Gutiérrez accepted challenges with equanimity, welcoming the chance to engage in dialogue about his work. He continued speaking and writing, delving into Scripture to better understand a God found amid suffering. In his 1984 book, We Drink from Our Own Wells, he wrote that in grappling with poverty, “we are not dealing simply with a ‘social situation,’ as though it were a state of affairs unrelated to the fundamental demands of the gospel message. Rather we are confronted with a reality contrary to the reign of life that the Lord proclaims.” The John Cardinal O’Hara Professor of Theology at the University of Notre Dame, Father Gutiérrez has lived and worked long enough to see ideas once considered novel or controversial accepted by many as part of the mainstream of the church’s social teaching. Theologians around the world acknowledge a debt to the ideas that emerged from Latin America in the 1960s and found their clearest expression in Gutiérrez’s writing.
“Virtually every social movement today that concerns itself with religion—whether racial, ethnic, feminist, GLBT, Christian or non-Christian—has to reckon with A Theology of Liberation, if only to acknowledge it as a foundational text for what follows,” said President Ray, who encountered Gutiérrez’s writings first as a Catholic seminarian in the 1970s and later as a graduate student in religious studies at Harvard University. “Over a long and productive lifetime, Father Gutiérrez, like the Niebuhrs, has redefined the terms of engagement for theological reflection worldwide. He has turned the conversation from the hereafter to the stakes of the poor in this world.”

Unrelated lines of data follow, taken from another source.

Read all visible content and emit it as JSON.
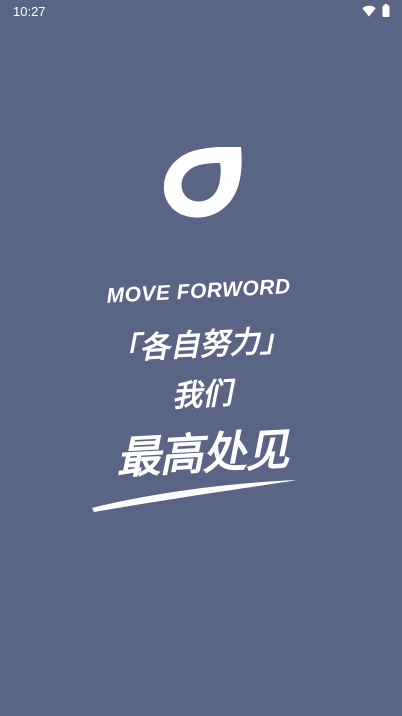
{
  "status_bar": {
    "time": "10:27",
    "icons": [
      "wifi-icon",
      "battery-icon"
    ]
  },
  "splash": {
    "logo_icon": "leaf-drop-logo-icon",
    "slogan_en": "MOVE FORWORD",
    "slogan_line1": "「各自努力」",
    "slogan_line2": "我们",
    "slogan_line3": "最高处见"
  },
  "colors": {
    "background": "#5a6585",
    "foreground": "#ffffff"
  }
}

Gustavo Gutiérrez calls Christians to an “encounter with God in concrete actions toward others, especially the poor.” Fifty years after he began his ministry, his central challenge remains: “To know God is to do justice.”
By Andrew Santella